The death penalty is supposed to be reserved for the “rarest of the rare” cases. Does that mean that the incidence of rapes makes the crime not rare enough? (One every 22 minutes, according to the National Crime Records Bureau, cited in CNN). Is it not rare enough when an estimated 20 percent of rapes are reported? (In Delhi this year: 635 reported, 754 people arrested, 348 cases pending, says India Today)
The laws also are inadequate because of the definition of rape. Section 375 of the Indian Penal Code specifies that sexual intercourse comprises rape. What about fingers? Fists? Bottles? Iron rods? Broomsticks? All of these have penetrated women and men in acts of violent aggression. Are these not rape? Are these not enough to cause injury or death? They do constitute rape, and they are enough to cause injury or death. This kind of assault should include the death penalty as a government reprisal.
Finally, assaults like the one on the bus are enough to leave the victim as good as dead, psychologically and physically. The victim does not have to die to justify a penalty of death. Remember that India allows death penalty for other non-lethal crimes: large-scale narcotics trafficking and treason are enough to get the noose. But rape – the ultimate mental and psychological violation of another human being – is not?
The idea is gaining some currency among the political class (as well as immediate opposition). See these lines from The Times of India:

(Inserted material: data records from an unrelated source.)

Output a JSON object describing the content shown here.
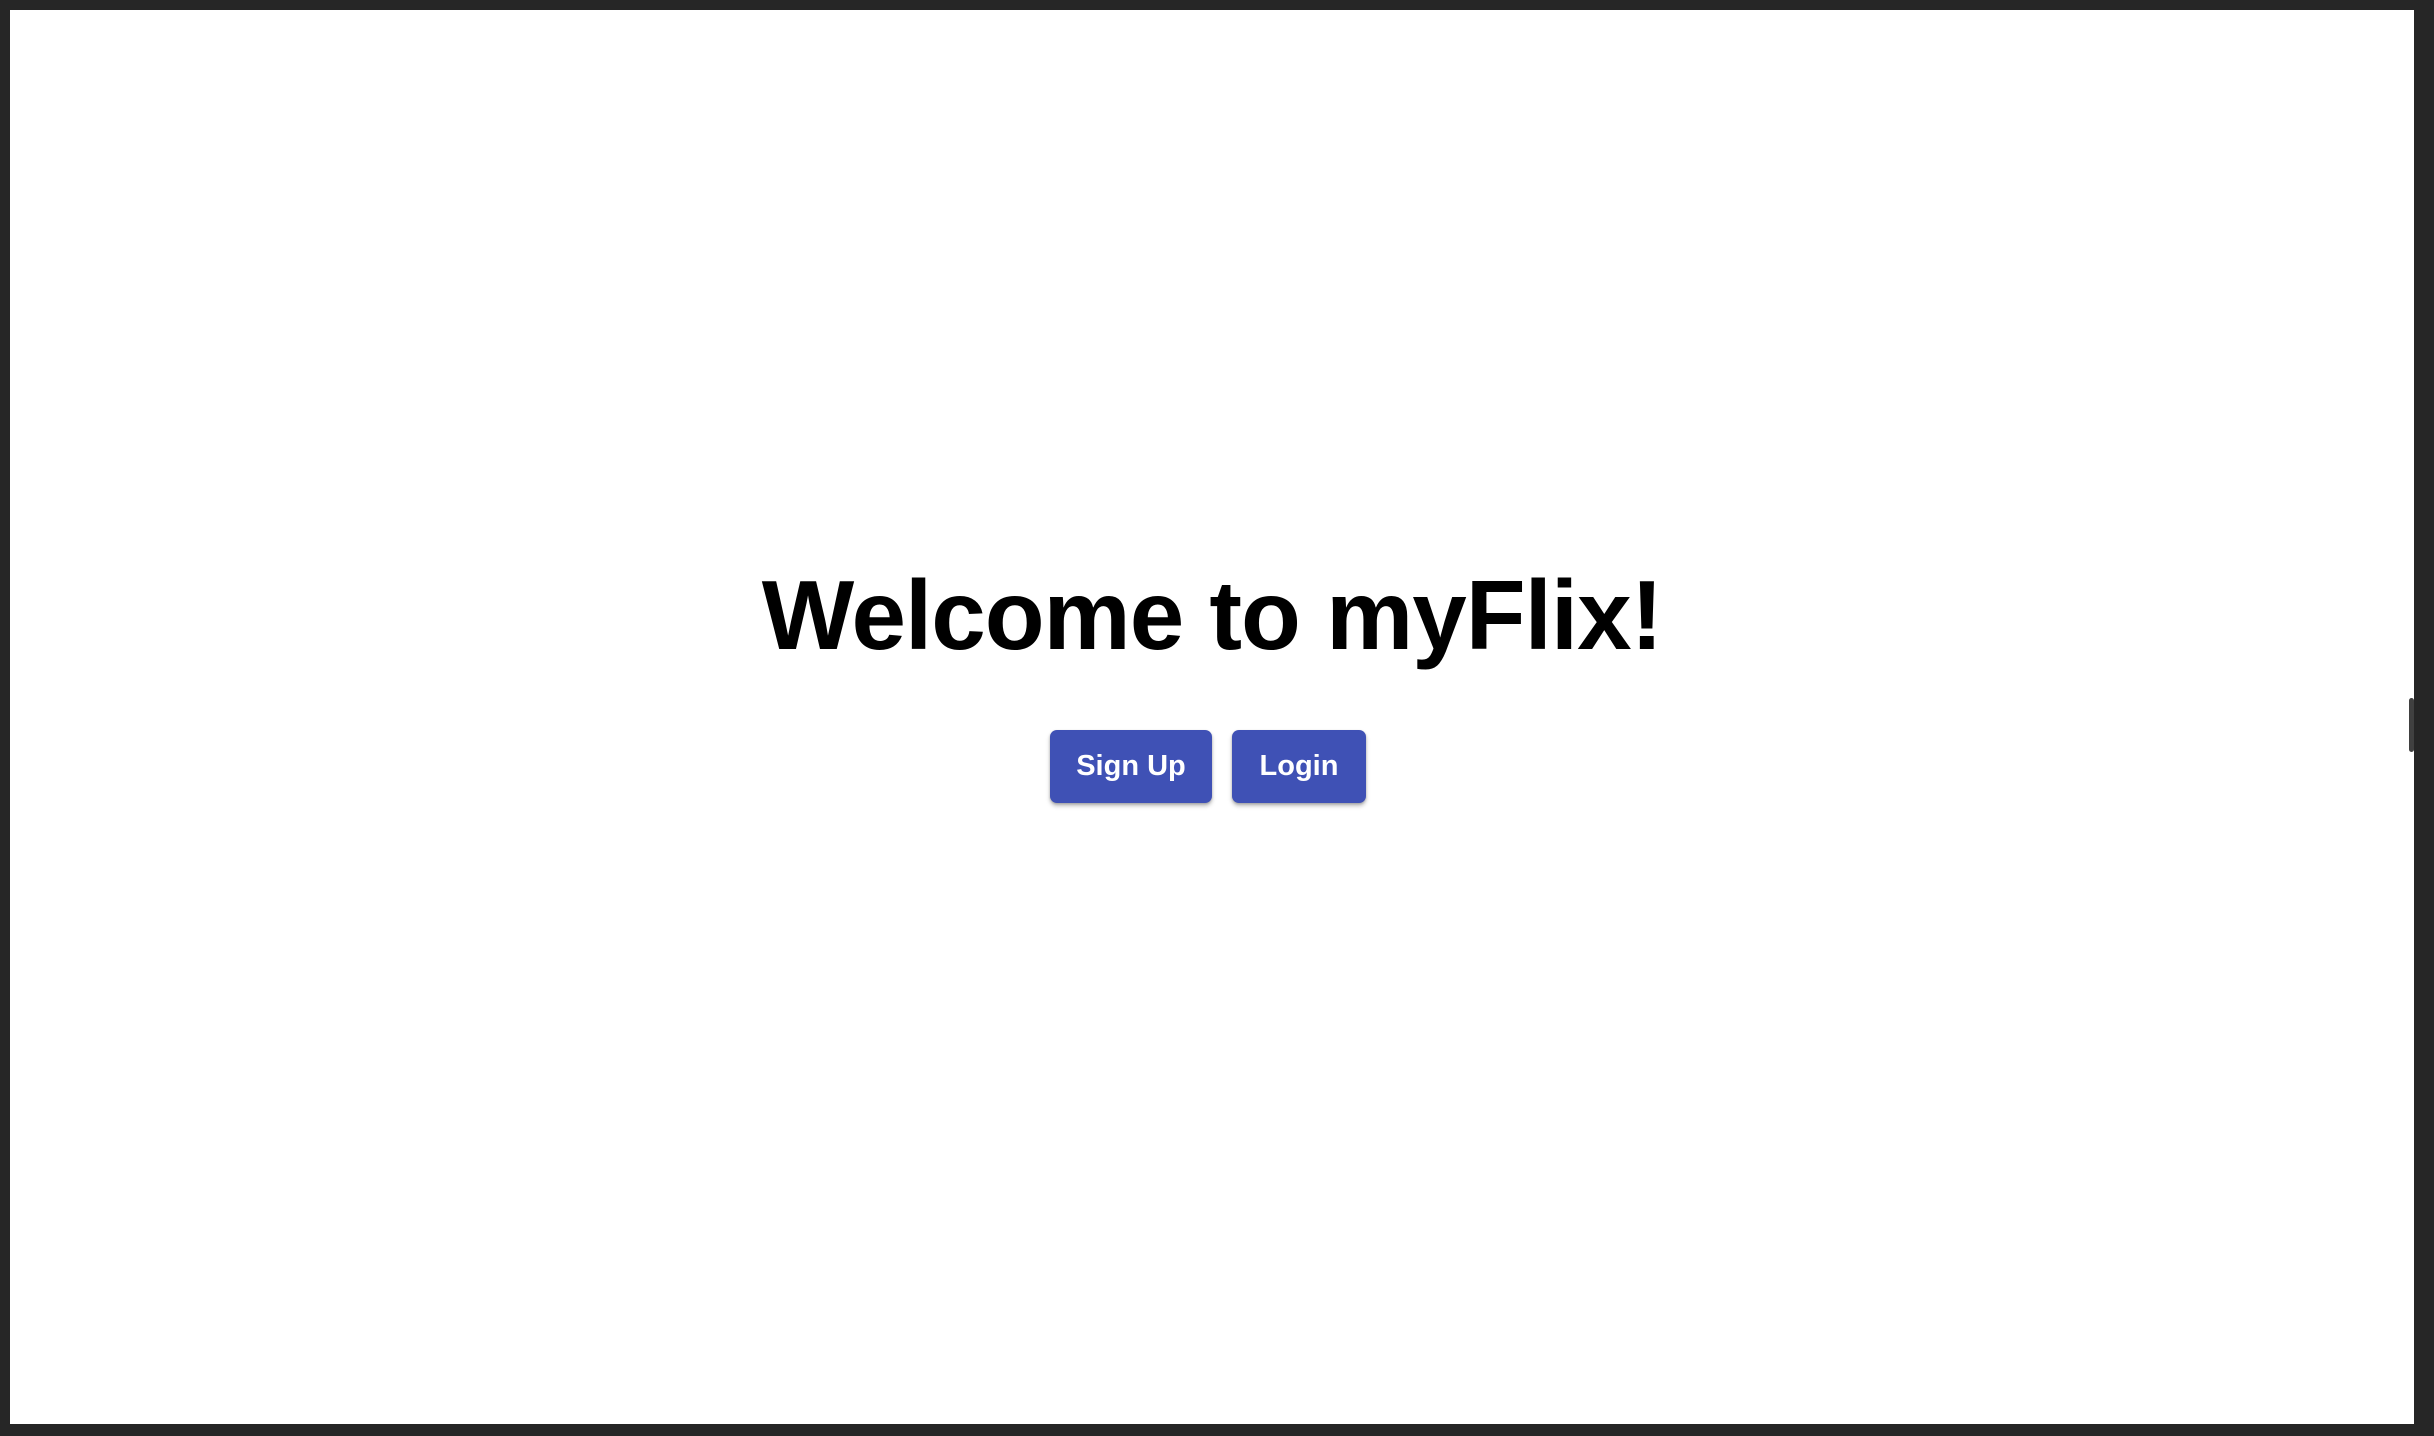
{
  "page": {
    "title": "Welcome to myFlix!"
  },
  "actions": {
    "signup_label": "Sign Up",
    "login_label": "Login"
  },
  "theme": {
    "button_color": "#3F51B5",
    "frame_color": "#262626",
    "background_color": "#FFFFFF",
    "text_color": "#000000"
  }
}
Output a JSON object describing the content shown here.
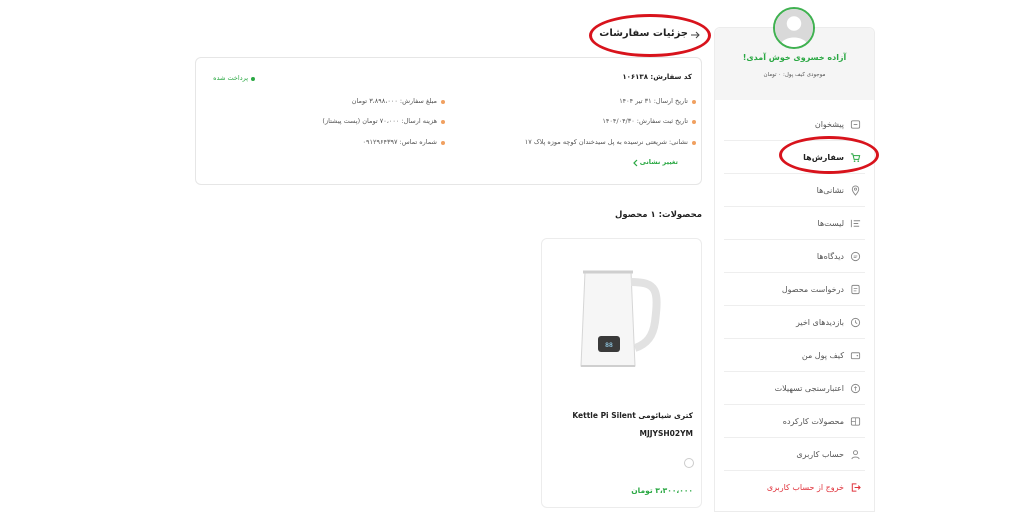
{
  "header": {
    "title": "جزئیات سفارشات"
  },
  "profile": {
    "greeting": "آزاده خسروی خوش آمدی!",
    "wallet": "موجودی کیف پول: ۰ تومان"
  },
  "sidebar": {
    "items": [
      {
        "label": "پیشخوان",
        "icon": "dashboard-icon"
      },
      {
        "label": "سفارش‌ها",
        "icon": "cart-icon"
      },
      {
        "label": "نشانی‌ها",
        "icon": "location-pin-icon"
      },
      {
        "label": "لیست‌ها",
        "icon": "list-icon"
      },
      {
        "label": "دیدگاه‌ها",
        "icon": "comment-icon"
      },
      {
        "label": "درخواست محصول",
        "icon": "request-icon"
      },
      {
        "label": "بازدیدهای اخیر",
        "icon": "clock-icon"
      },
      {
        "label": "کیف پول من",
        "icon": "wallet-icon"
      },
      {
        "label": "اعتبارسنجی تسهیلات",
        "icon": "credit-icon"
      },
      {
        "label": "محصولات کارکرده",
        "icon": "used-products-icon"
      },
      {
        "label": "حساب کاربری",
        "icon": "user-icon"
      },
      {
        "label": "خروج از حساب کاربری",
        "icon": "logout-icon"
      }
    ],
    "active_index": 1
  },
  "order": {
    "code": "کد سفارش: ۱۰۶۱۳۸",
    "status": "پرداخت شده",
    "send_date": "تاریخ ارسال: ۳۱ تیر ۱۴۰۴",
    "register_date": "تاریخ ثبت سفارش: ۱۴۰۴/۰۴/۳۰",
    "address": "نشانی: شریعتی نرسیده به پل سیدخندان کوچه موزه پلاک ۱۷",
    "amount": "مبلغ سفارش: ۳،۸۹۸،۰۰۰ تومان",
    "shipping": "هزینه ارسال: ۷۰،۰۰۰ تومان (پست پیشتاز)",
    "phone": "شماره تماس: ۰۹۱۲۹۶۴۳۹۷",
    "change_address": "تغییر نشانی"
  },
  "products": {
    "title": "محصولات: ۱ محصول",
    "items": [
      {
        "name": "کتری شیائومی Kettle Pi Silent MJJYSH02YM",
        "price": "۳،۳۰۰،۰۰۰ تومان"
      }
    ]
  },
  "colors": {
    "accent_green": "#2aa843",
    "annotation_red": "#d8131c",
    "logout_red": "#e0333c",
    "bullet_orange": "#f0a060"
  }
}
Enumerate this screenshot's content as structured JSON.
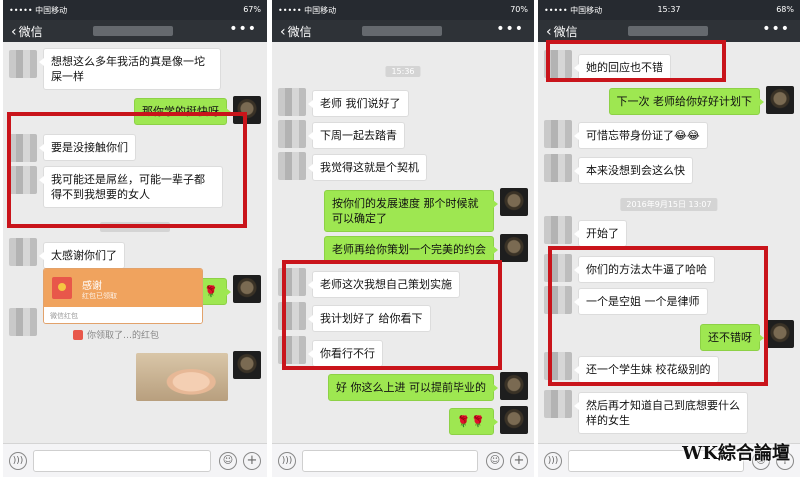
{
  "panels": [
    {
      "status": {
        "carrier": "••••• 中国移动",
        "time": "",
        "battery": "67%"
      },
      "nav": {
        "back_label": "微信",
        "more": "•••"
      },
      "messages": [
        "想想这么多年我活的真是像一坨屎一样",
        "那你学的挺快呀",
        "要是没接触你们",
        "我可能还是屌丝，可能一辈子都得不到我想要的女人",
        "太感谢你们了",
        "🌹🌹🌹"
      ],
      "redpacket": {
        "title": "感谢",
        "subtitle": "红包已领取",
        "footer": "微信红包"
      },
      "system_note": "你领取了…的红包"
    },
    {
      "status": {
        "carrier": "••••• 中国移动",
        "time": "",
        "battery": "70%"
      },
      "nav": {
        "back_label": "微信",
        "more": "•••"
      },
      "timestamp": "15:36",
      "messages": [
        "老师 我们说好了",
        "下周一起去踏青",
        "我觉得这就是个契机",
        "按你们的发展速度 那个时候就可以确定了",
        "老师再给你策划一个完美的约会",
        "老师这次我想自己策划实施",
        "我计划好了 给你看下",
        "你看行不行",
        "好 你这么上进 可以提前毕业的",
        "🌹🌹"
      ]
    },
    {
      "status": {
        "carrier": "••••• 中国移动",
        "time": "15:37",
        "battery": "68%"
      },
      "nav": {
        "back_label": "微信",
        "more": "•••"
      },
      "timestamp": "2016年9月15日 13:07",
      "messages": [
        "她的回应也不错",
        "下一次 老师给你好好计划下",
        "可惜忘带身份证了😂😂",
        "本来没想到会这么快",
        "开始了",
        "你们的方法太牛逼了哈哈",
        "一个是空姐 一个是律师",
        "还不错呀",
        "还一个学生妹 校花级别的",
        "然后再才知道自己到底想要什么样的女生"
      ]
    }
  ],
  "watermark": "WK綜合論壇",
  "colors": {
    "header": "#2e3237",
    "chat_bg": "#ebebeb",
    "bubble_green": "#9ee751",
    "highlight": "#c9141b"
  }
}
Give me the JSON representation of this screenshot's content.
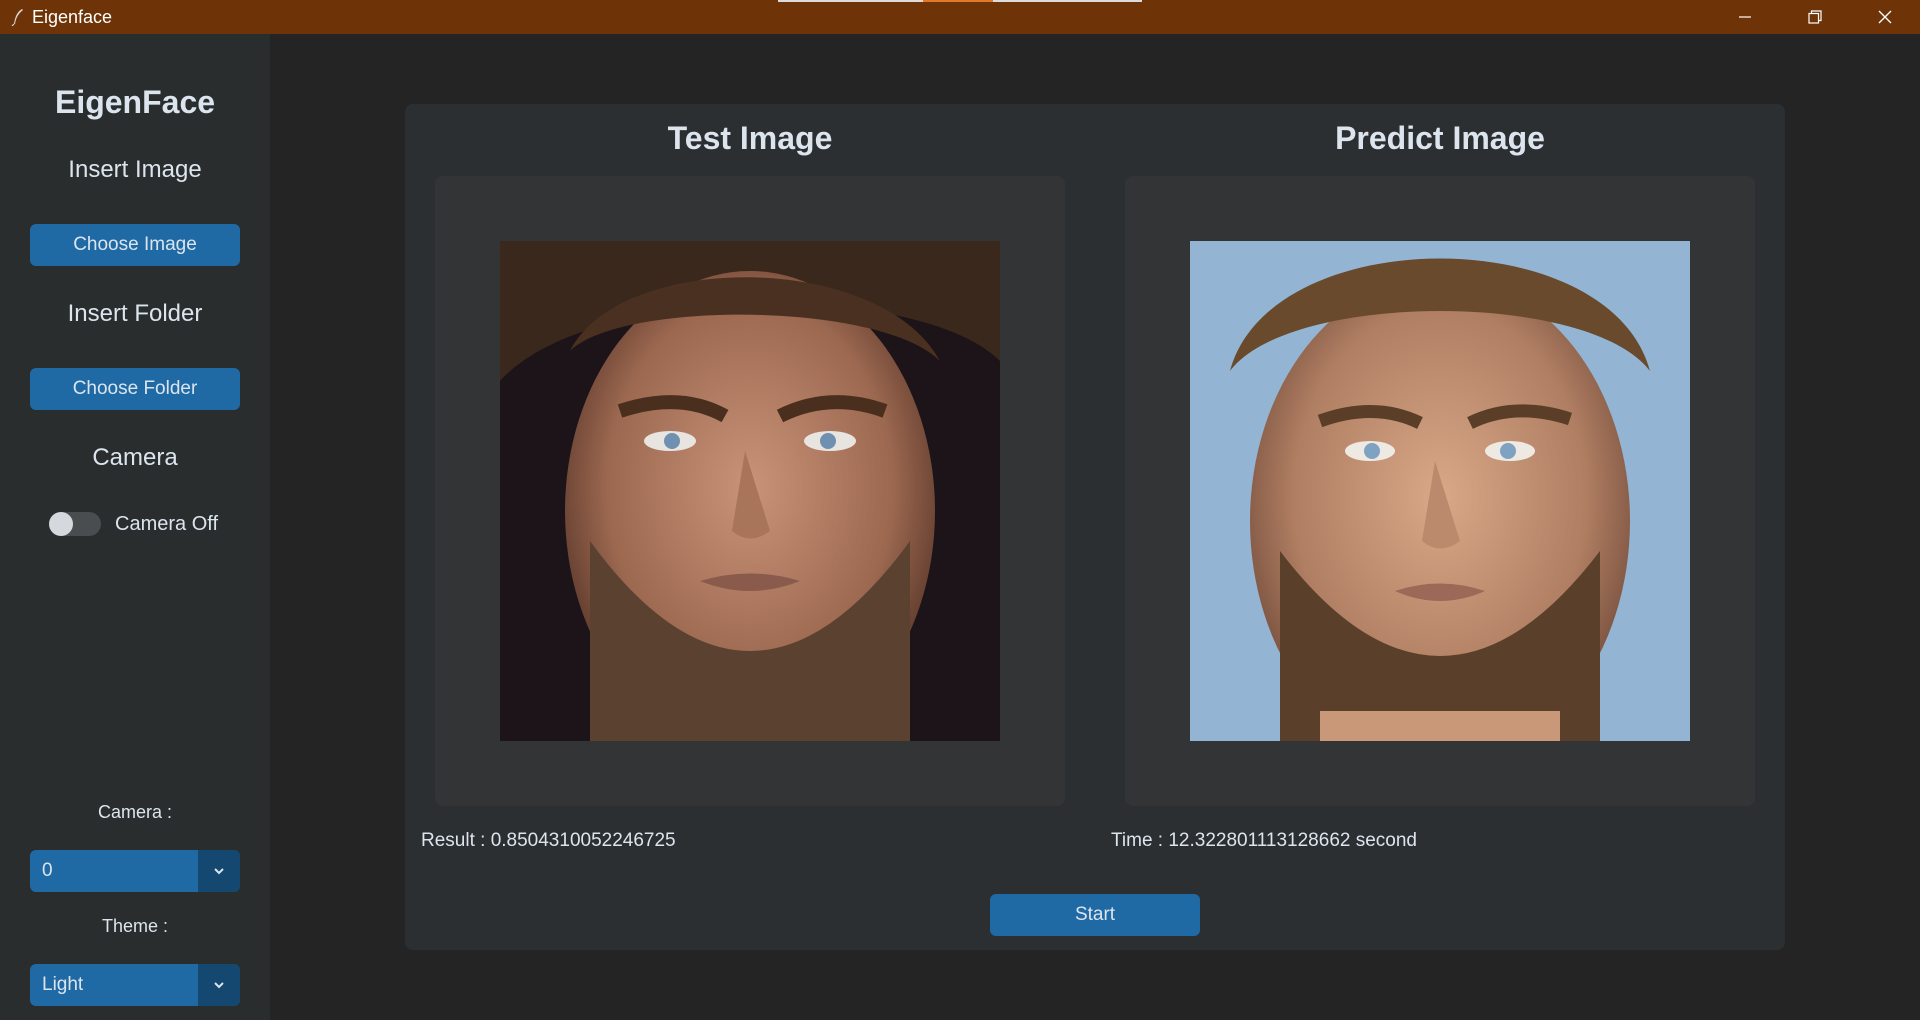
{
  "window": {
    "title": "Eigenface",
    "titlebar_color": "#6e3407",
    "controls": [
      "minimize-icon",
      "restore-icon",
      "close-icon"
    ]
  },
  "sidebar": {
    "logo": "EigenFace",
    "insert_image_label": "Insert Image",
    "choose_image_button": "Choose Image",
    "insert_folder_label": "Insert Folder",
    "choose_folder_button": "Choose Folder",
    "camera_label": "Camera",
    "camera_switch_label": "Camera Off",
    "camera_switch_on": false,
    "camera_select_label": "Camera :",
    "camera_select_value": "0",
    "theme_select_label": "Theme :",
    "theme_select_value": "Light"
  },
  "main": {
    "test_title": "Test Image",
    "predict_title": "Predict Image",
    "result_text": "Result : 0.8504310052246725",
    "time_text": "Time : 12.322801113128662 second",
    "start_button": "Start"
  },
  "colors": {
    "accent": "#1f6aa5",
    "accent_dark": "#144870",
    "sidebar_bg": "#2a2d2e",
    "frame_bg": "#2b2f32",
    "image_box_bg": "#333436"
  }
}
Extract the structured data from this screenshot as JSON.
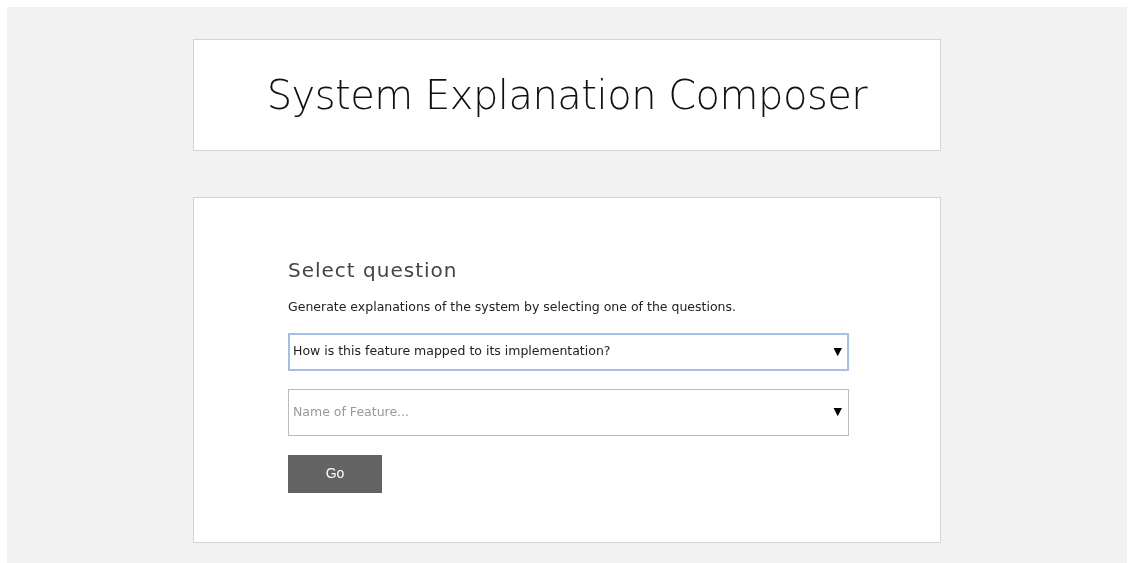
{
  "header": {
    "title": "System Explanation Composer"
  },
  "form": {
    "heading": "Select question",
    "description": "Generate explanations of the system by selecting one of the questions.",
    "question_select": {
      "value": "How is this feature mapped to its implementation?",
      "arrow": "▼",
      "focused": true
    },
    "feature_combo": {
      "placeholder": "Name of Feature...",
      "arrow": "▼",
      "focused": false
    },
    "button": "Go"
  }
}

Leader of the Opposition Sushma Swaraj made a strong pitch for capital punishment for such crimes, a demand which did not find favour with Girija Vyas (Cong), who said such a penalty would lead to killing of women after rape.
Swaraj, however, got support from her party colleague Najma Heptulla as well as UPA ally DMK member Vasanthy Stanley and V Maitreyan (AIADMK) in the Rajya Sabha, who said “these culprits should be hanged till death”.
Maitreyan also urged the government to amend the law and introduce death penalty for rapists.
“Death penalty is the only punishment that is to be given. We can enact a law. This will serve as a deterrent,” Heptulla said.
Judging by the photos of street protests, some people want the same thing. People on Twitter are angrily recommending castration, anal penetration with an iron rod for the woman’s attackers, and yes, the death penalty. I understand the feeling. Passions are running high because a woman can’t go out on the street and go to work or to the movies without facing the threat of rape, evisceration, murder. Leaving aside the hot bloodlust for revenge, let’s remember that the idea is to make India a better place with a better society. There are countless ways to begin doing it. Not all will succeed on their own.
Meanwhile, the woman who was raped and tortured on the bus this week likely will survive, according to reports. She is off a ventilator and communicating with her family by writing. But what of the men, the sixth of whom was arrested today? The accused men allegedly disemboweled her while alive and threw her body into the street. Now they face attempted murder charges. Even if they limited their attack to simple rape, would this woman have somehow been a victim less deserving of the ultimate restitution? No. India should consider the death penalty in the case of the Delhi bus gangrape because of the severity and callousness of the crime. The barbarity of what the men allegedly did to her lies in the intent to defile her, not just the way that they did it. That is what must be punished, and the punishment must be the most severe one than there is.
(College student shout slogans during a protest in Jammu, Dec. 20, 2012. Thousands of protesters took to the streets in various parts of the country to demand urgent action against the men who took turns to rape a 23-year-old woman on a moving bus on Dec. 16. Reuters photo.)